Torrential rain caused floods all over Baghdad last week. It was not a pleasant sight: as the city’s ageing sewage system failed to cope, streets filled with murky grey water that smelled and looked as if it was heavily polluted with raw sewage. Upriver, the Tigris rose 15 feet in five hours, the highest it had been for 50 years, and dozens of villages were inundated.
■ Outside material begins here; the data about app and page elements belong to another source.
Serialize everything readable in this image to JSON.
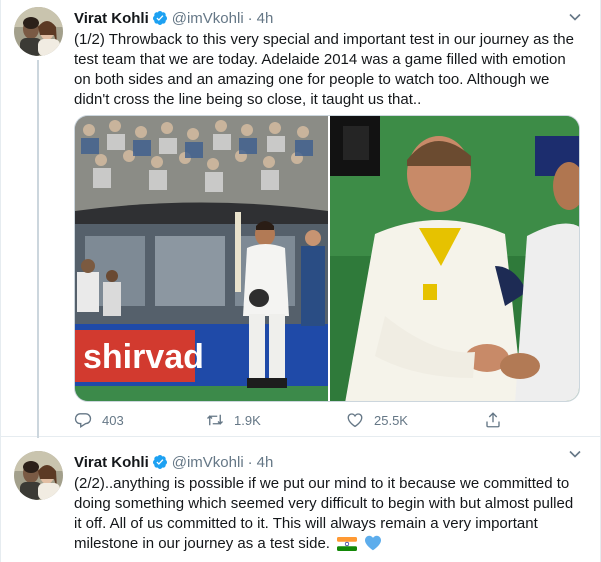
{
  "tweets": [
    {
      "author": {
        "name": "Virat Kohli",
        "handle": "@imVkohli",
        "verified": true
      },
      "separator": "·",
      "time": "4h",
      "text": "(1/2) Throwback to this very special and important test in our journey as the test team that we are today. Adelaide 2014 was a game filled with emotion on both sides and an amazing one for people to watch too. Although we didn't cross the line being so close, it taught us that..",
      "media": {
        "icon": "photo-grid",
        "photos": [
          {
            "name": "kohli-walking-back-photo",
            "banner_text": "shirvad"
          },
          {
            "name": "handshake-photo"
          }
        ]
      },
      "actions": {
        "reply_count": "403",
        "retweet_count": "1.9K",
        "like_count": "25.5K"
      }
    },
    {
      "author": {
        "name": "Virat Kohli",
        "handle": "@imVkohli",
        "verified": true
      },
      "separator": "·",
      "time": "4h",
      "text": "(2/2)..anything is possible if we put our mind to it because we committed to doing something which seemed very difficult to begin with but almost pulled it off. All of us committed to it. This will always remain a very important milestone in our journey as a test side.",
      "emojis": [
        "india-flag-icon",
        "blue-heart-icon"
      ]
    }
  ],
  "colors": {
    "verified_blue": "#1da1f2",
    "text_primary": "#14171a",
    "text_secondary": "#657786",
    "thread_line": "#ccd6dd"
  }
}
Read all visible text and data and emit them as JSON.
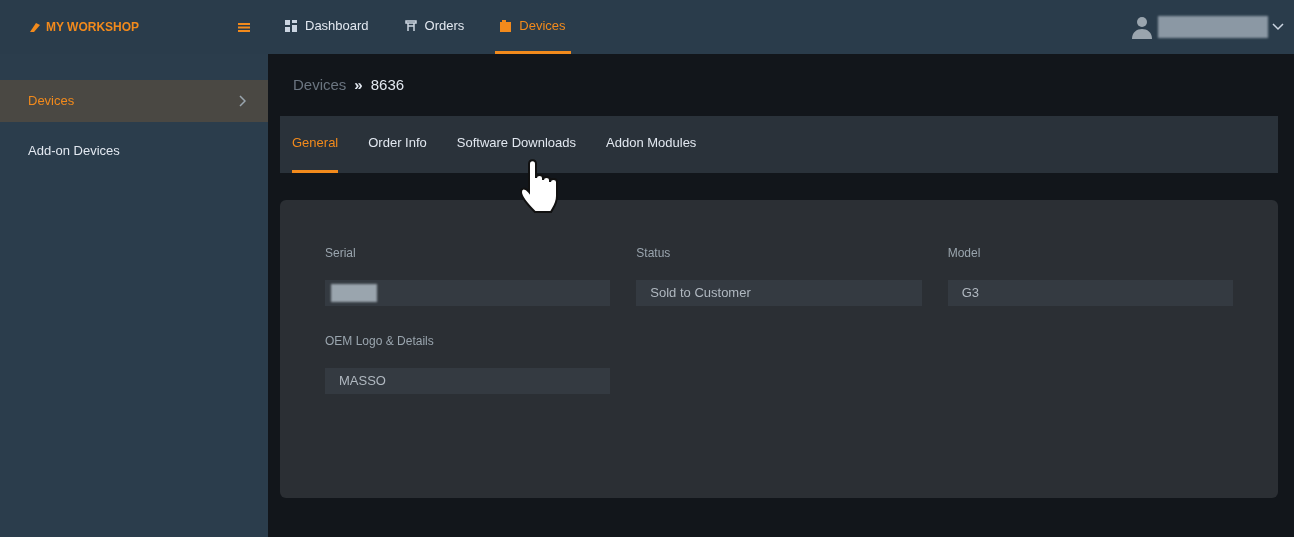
{
  "brand": {
    "name": "MY WORKSHOP"
  },
  "nav": [
    {
      "label": "Dashboard",
      "kind": "dashboard",
      "selected": false
    },
    {
      "label": "Orders",
      "kind": "orders",
      "selected": false
    },
    {
      "label": "Devices",
      "kind": "devices",
      "selected": true
    }
  ],
  "sidebar": {
    "items": [
      {
        "label": "Devices",
        "selected": true
      },
      {
        "label": "Add-on Devices",
        "selected": false
      }
    ]
  },
  "breadcrumb": {
    "parent": "Devices",
    "separator": "»",
    "current": "8636"
  },
  "tabs": [
    {
      "label": "General",
      "selected": true
    },
    {
      "label": "Order Info",
      "selected": false
    },
    {
      "label": "Software Downloads",
      "selected": false
    },
    {
      "label": "Addon Modules",
      "selected": false
    }
  ],
  "fields": [
    {
      "label": "Serial",
      "kind": "redacted"
    },
    {
      "label": "Status",
      "kind": "text",
      "value": "Sold to Customer"
    },
    {
      "label": "Model",
      "kind": "text",
      "value": "G3"
    },
    {
      "label": "OEM Logo & Details",
      "kind": "text",
      "value": "MASSO"
    }
  ]
}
The disaster is not great by Baghdad standards, given the Iraqi capital’s recent experience of car bombs, assassination, occupation and mass sectarian slaughter. I decided to take a drive to see how people were affected by the floods, what the government was doing to help them and, more generally, what the city looks like 10 years after the US-led invasion.